- WORK TO COMPLETE
Instruction for the entries below: return the part that opens with the line containing "Parse this screenshot: output" and closes with the line containing "Extract the structured", exactly, and no pictures.

(Items from an interface collection)
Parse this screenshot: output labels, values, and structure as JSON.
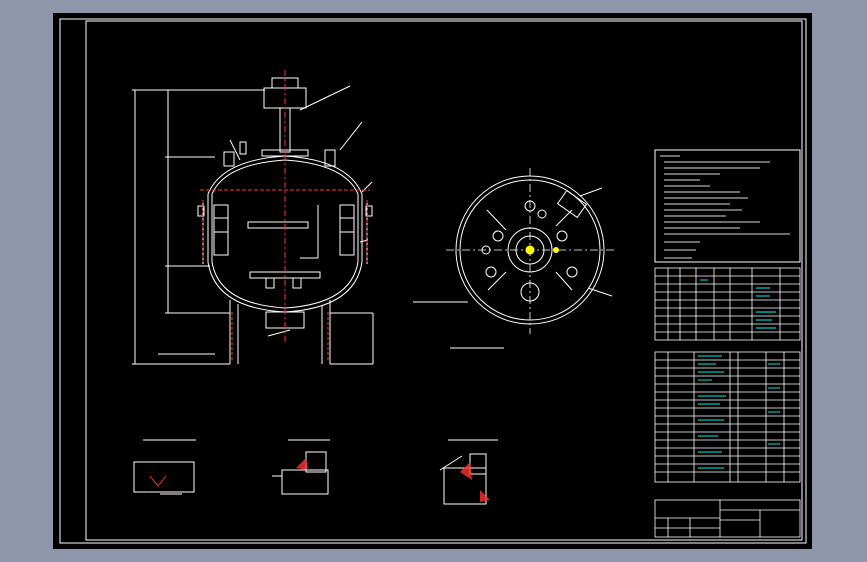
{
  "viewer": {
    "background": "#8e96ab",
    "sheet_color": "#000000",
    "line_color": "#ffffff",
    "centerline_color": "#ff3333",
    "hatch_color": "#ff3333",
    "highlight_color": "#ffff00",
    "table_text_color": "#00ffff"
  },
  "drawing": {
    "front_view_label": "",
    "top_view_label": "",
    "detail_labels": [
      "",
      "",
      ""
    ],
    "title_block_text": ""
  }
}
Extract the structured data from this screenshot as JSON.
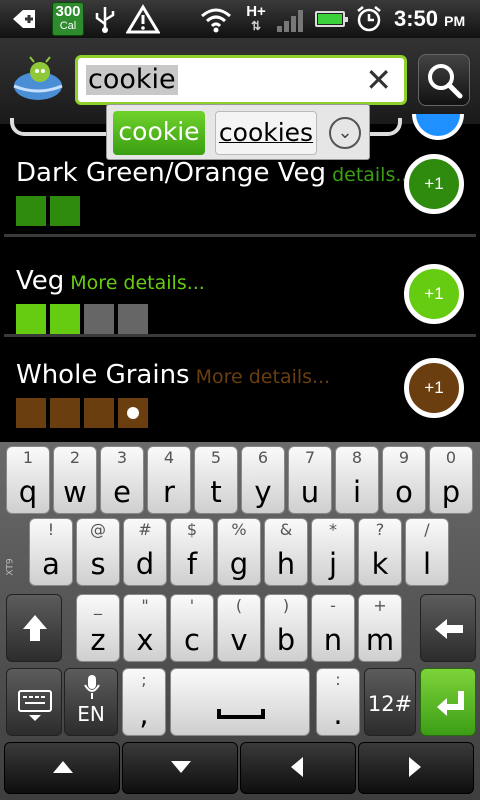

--

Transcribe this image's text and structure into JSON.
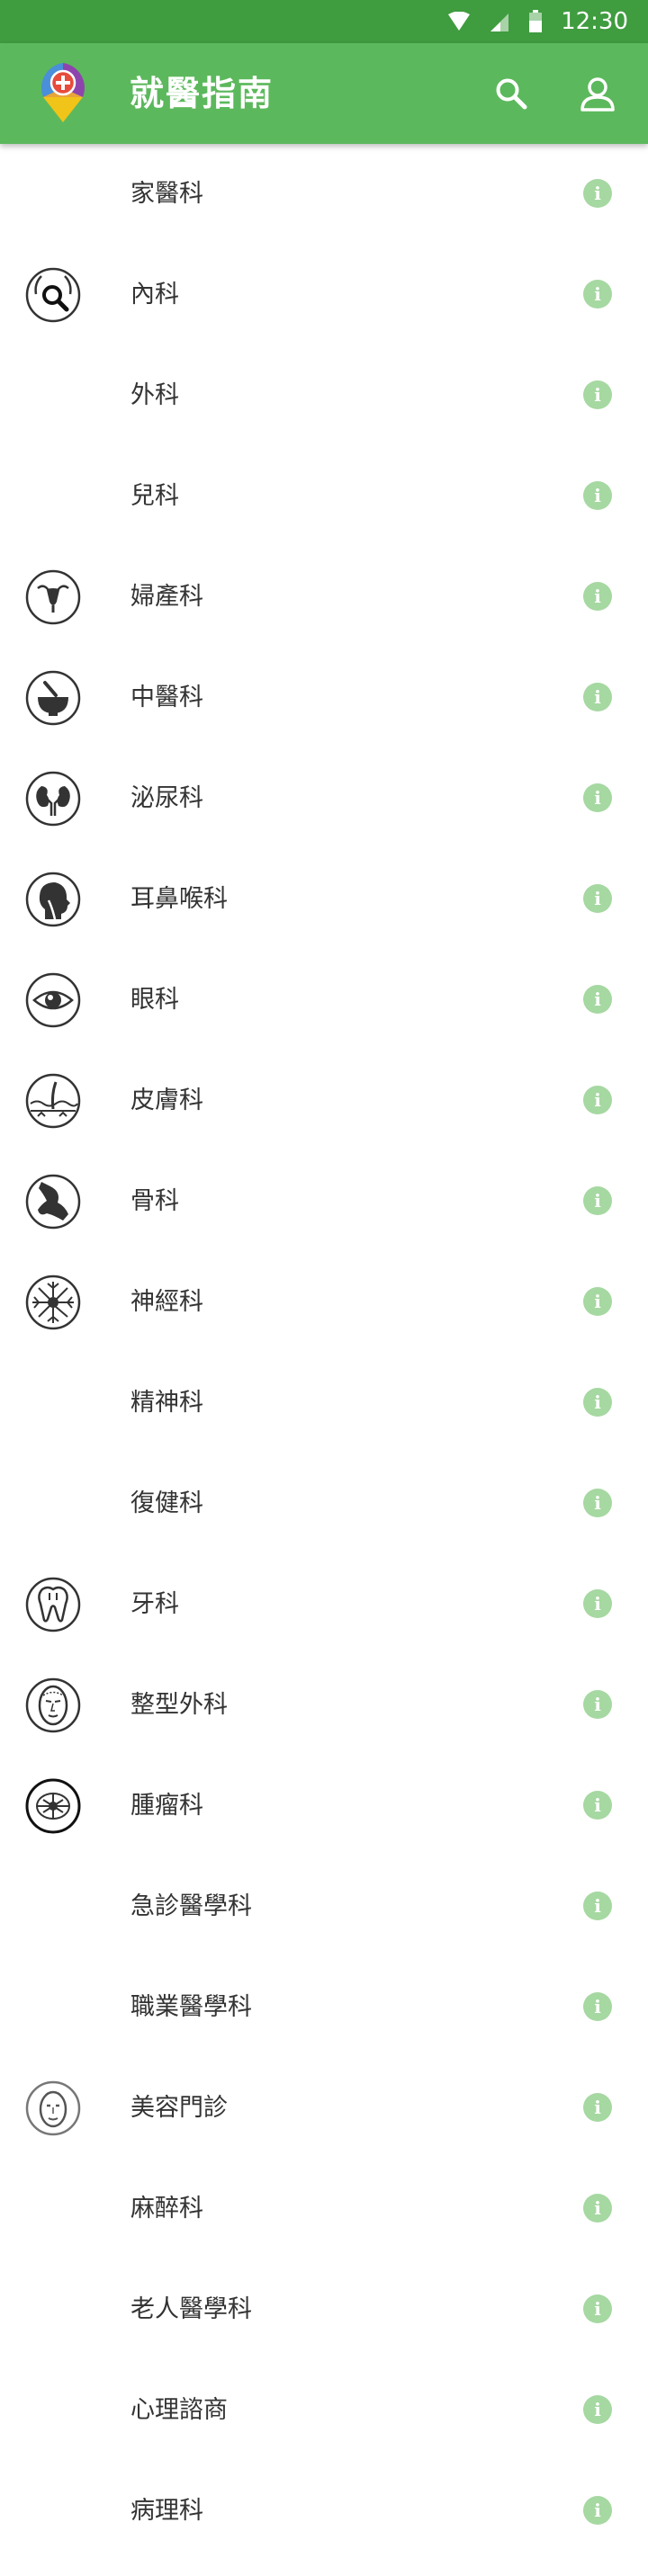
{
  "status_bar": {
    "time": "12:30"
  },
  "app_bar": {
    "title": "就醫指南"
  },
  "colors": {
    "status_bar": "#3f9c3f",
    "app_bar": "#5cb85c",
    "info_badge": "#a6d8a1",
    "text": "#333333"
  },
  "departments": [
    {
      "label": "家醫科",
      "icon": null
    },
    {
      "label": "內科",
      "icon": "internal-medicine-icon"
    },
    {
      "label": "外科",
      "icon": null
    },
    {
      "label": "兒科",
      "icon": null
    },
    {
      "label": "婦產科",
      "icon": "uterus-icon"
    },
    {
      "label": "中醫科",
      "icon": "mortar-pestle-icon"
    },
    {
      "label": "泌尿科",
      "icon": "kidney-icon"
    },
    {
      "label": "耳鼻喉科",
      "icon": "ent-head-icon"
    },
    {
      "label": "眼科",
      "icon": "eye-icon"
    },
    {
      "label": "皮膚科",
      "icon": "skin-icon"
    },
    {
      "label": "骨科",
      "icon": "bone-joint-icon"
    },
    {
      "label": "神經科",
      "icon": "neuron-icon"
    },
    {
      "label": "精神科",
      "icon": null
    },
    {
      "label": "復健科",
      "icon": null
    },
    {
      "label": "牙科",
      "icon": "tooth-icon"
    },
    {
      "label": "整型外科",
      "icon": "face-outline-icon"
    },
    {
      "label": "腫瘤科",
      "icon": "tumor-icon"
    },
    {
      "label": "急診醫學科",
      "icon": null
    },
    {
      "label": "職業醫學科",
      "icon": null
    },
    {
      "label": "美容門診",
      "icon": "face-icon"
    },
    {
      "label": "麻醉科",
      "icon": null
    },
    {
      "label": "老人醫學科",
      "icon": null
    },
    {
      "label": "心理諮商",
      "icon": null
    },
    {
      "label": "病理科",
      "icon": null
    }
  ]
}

- EXERCISE RESULT
Parse this screenshot: output labels, values, and structure as JSON.
{
  "viewer": {
    "background": "#8e96ab",
    "sheet_color": "#000000",
    "line_color": "#ffffff",
    "centerline_color": "#ff3333",
    "hatch_color": "#ff3333",
    "highlight_color": "#ffff00",
    "table_text_color": "#00ffff"
  },
  "drawing": {
    "front_view_label": "",
    "top_view_label": "",
    "detail_labels": [
      "",
      "",
      ""
    ],
    "title_block_text": ""
  }
}
Extract the structured data from this screenshot as JSON.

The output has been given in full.